you have this knowledge, one pan will last the rest of your life. Rather than wearing out, the pan actually gets better the more you use it.
I have been polishing an article on the value of a cast iron skillet for many years. I suppose I’ve convinced a few thousand people to switch from their teflon-esque pans to cast iron.
The sales pitch for cast iron is made pretty easy by the manufacturers of those crappy pans. People who cook a fair bit end up needing a new pan every six to twelve months (panned obsolescence?). And then there is always the concern for the gick that came off: where did it go?
Start with a good cast iron skillet
When starting my cast iron quest, I bought a brand spanking new cast iron skillet at some department store. After seasoning it, I used lots of oil … sometimes food stuck to it, sometimes it didn’t. Clearly there was something I didn’t know. What was I doing when it didn’t stick that was different from when it did? Years of trial and error, combined with the advice of hundreds of people led me to a few simple things so I can have a non-stick experience every time.
The new cast iron stuff is sold to be freaky cheap, not freaky good. I think they like the idea that somebody will buy it because it’s cheap. Their cooking experience fails, and then they toss the pan and buy something else. Kaching! Look at the cooking surface: it’s rough. The old cast iron manufacturers used to machine out the cooking surface, but that process nearly doubles the cost. And if people are focused on “cheap” instead of “good”, then …. well … they get crap. I suggest you go to ebay and buy an old Griswold cast iron skillet. Or maybe a slightly cheaper Wagner cast iron skillet. Griswold and Wagner skillets have a very smooth cooking surface. You should be able to find a skillet for about the same price as a new one, but this used skillet will be far superior.
Seasoning cast iron cookware
“Seasoning” is what makes a cast iron skillet non-stick. It is layers and layers of carbon and polymerized cooking oil/fat. (“polymerized” means the fat molecules have re-arranged to a hard and slippery surface) The more you use it (properly) the more seasoned the pan becomes.
Some people want to season cast iron in an oven.

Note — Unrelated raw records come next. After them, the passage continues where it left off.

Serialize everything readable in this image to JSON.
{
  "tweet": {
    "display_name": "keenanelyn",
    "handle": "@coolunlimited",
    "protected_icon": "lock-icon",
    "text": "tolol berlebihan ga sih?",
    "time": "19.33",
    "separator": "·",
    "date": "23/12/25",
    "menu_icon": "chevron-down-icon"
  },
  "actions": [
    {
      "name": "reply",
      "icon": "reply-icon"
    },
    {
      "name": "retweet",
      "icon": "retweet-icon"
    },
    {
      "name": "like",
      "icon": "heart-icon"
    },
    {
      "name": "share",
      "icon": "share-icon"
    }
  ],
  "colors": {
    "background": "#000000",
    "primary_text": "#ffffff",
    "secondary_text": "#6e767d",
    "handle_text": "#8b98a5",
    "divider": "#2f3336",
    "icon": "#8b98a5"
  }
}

But really, the best way to season cast iron, is to simply use it. Maybe use a little more lard or grease the first few times.
The right spatula will polish the cooking surface
I have looked at dozens (hundreds?) of cast iron pans. It’s always fun when I look at a pan and say “you use a plastic spatula, don’t you?” and the people say “How … how did you know!” “Elementary my dear citizen! You have lumps and bumps all over the cooking surface. That would never happen if you used a proper, stainless steel spatula with a flat edge!”
Oh sure, the metal scratches the seasoning. But in a good way. And with proper use, we are constantly rebuilding the seasoning layer anyway. The flat, sharp, metal edge sort of scrapes off any bumps while they are still teeny tiny. With regular use, little bumps don’t turn into big lumps.
Soap and cast iron
Someone once told me that they told their spouse “If you use soap on the cast iron again, I’m going to kill you”. I’m here to say that spouse-a-cide is not necessary. The seasoning layer is polymerized. Soap will never get it to budge. The concern about soap in cast iron is rooted in making soap! The lye used in making soap will destroy your seasoning layers. Once lye has been soapified into soap, it is perfectly safe for your cast iron seasoning.
Other interesting bits:
Also, check out the links in the right sidebar for a more in depth article (with illustrations).